At its inception, Obamacare plans restricted enrollees’ choice of doctors and hospitals. One study found 72 percent of insurers feature more restrictive networks in the plans offered through the federally managed exchange HealthCare.gov. This compares to only 5 to 7 percent of employee health plans that limit worker choices to a narrow network of physicians and hospitals. The consulting firm Avalere found ACA exchange plans contract with approximately one-third fewer doctors and hospitals than commercial plans, on average. This included 42 percent fewer heart specialists and cancer doctors, one-third fewer mental health and primary care providers, and one-quarter fewer hospitals.
Another reason provider networks became more restrictive is that doctors refuse to affiliate with Obamacare plans, often due to low fees. In addition, many providers may want to avoid patients whose health plan deductibles run into the thousands of dollars rather than, say, hundreds of dollars. Doctors and hospitals find it more difficult to collect fees for services provided before their patients’ health plan deductibles have been met.
A direct result of ACA regulations and design is that top hospitals are often out of reach for many Obamacare enrollees. The University of Texas MD Anderson Cancer Center is not on any exchange plans in Texas. Memorial Sloan Kettering Cancer Center is not in any of the typical gold, silver, or bronze individual plans on the New York exchange. The flagship Mayo Clinic is inaccessible to many Obamacare plan enrollees in Minnesota.

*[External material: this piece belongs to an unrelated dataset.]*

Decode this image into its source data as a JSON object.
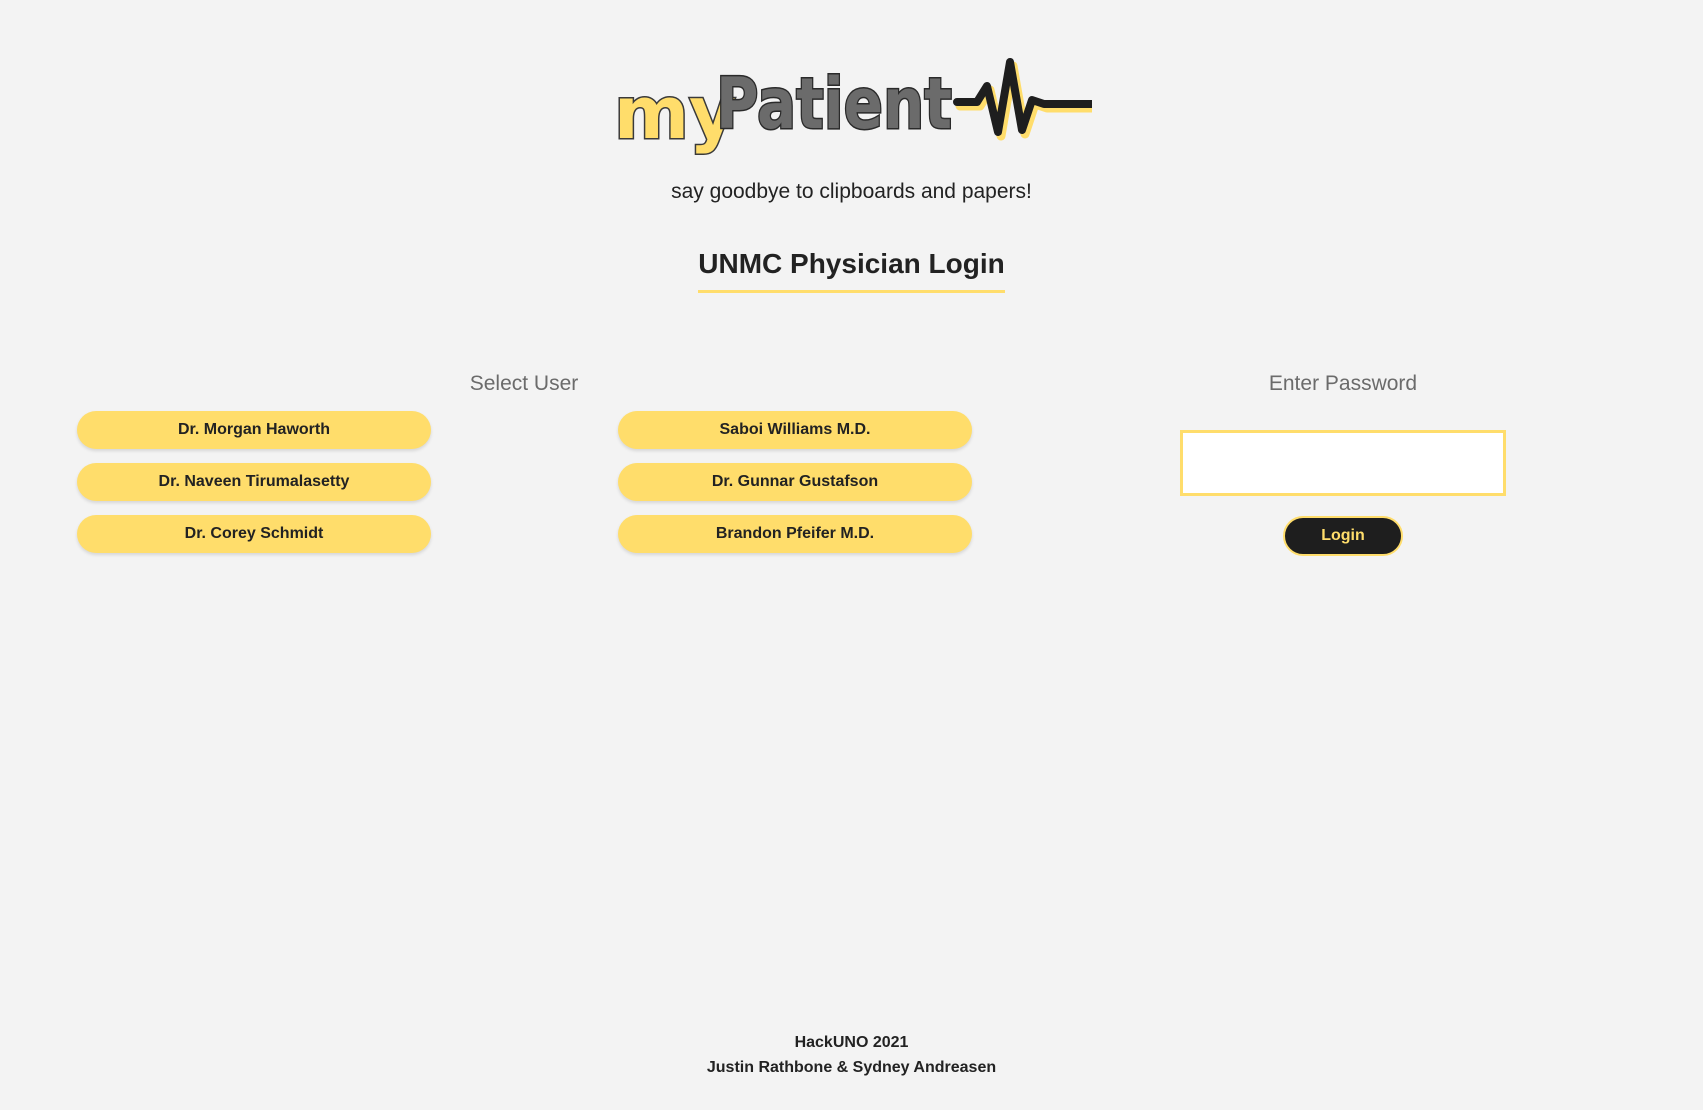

The ACA marketplace was not designed to meet consumer needs like other markets. It was predicated on rationing care for sick enrollees and price-gouging healthy enrollees. It didn’t have to be this way. Medicare Advantage plans are an example of a system where expensive enrollees are not shunned because the federal government compensates plans for seniors’ health status. Economist John Cochrane has shown how market-based risk adjustment without government involvement can work. A report by the Goodman Institute expands on how Congress can empower state governments to create genuinely free markets. Now we just need to get started designing a better system.

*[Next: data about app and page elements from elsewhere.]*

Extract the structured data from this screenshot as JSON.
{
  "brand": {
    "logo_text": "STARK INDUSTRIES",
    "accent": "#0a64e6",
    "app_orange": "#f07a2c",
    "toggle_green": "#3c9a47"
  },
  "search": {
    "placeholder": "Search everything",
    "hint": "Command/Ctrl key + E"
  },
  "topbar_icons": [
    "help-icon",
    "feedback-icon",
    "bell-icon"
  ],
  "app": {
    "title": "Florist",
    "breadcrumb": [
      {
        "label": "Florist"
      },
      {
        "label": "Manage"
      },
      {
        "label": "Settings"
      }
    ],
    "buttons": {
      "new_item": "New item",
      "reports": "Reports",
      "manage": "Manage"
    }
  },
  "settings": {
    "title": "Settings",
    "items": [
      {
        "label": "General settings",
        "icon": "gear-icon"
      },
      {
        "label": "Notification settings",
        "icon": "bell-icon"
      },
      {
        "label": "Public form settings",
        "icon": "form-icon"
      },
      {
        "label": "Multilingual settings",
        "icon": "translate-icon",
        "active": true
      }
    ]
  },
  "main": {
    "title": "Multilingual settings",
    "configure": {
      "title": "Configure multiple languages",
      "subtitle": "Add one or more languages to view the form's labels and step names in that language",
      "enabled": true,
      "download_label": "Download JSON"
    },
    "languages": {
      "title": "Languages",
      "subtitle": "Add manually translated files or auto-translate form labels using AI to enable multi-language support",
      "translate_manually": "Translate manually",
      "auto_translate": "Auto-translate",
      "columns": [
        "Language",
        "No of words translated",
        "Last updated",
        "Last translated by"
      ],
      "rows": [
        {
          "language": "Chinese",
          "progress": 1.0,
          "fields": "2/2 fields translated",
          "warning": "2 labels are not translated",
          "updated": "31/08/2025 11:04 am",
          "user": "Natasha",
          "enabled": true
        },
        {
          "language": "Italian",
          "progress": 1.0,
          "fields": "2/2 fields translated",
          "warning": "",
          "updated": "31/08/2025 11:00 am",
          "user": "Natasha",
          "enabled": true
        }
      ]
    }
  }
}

Devon Herrick, PhD. (firstname.lastname@example.org) is a health care economist with the National Policy Center and policy advisor to The Heartland Institute.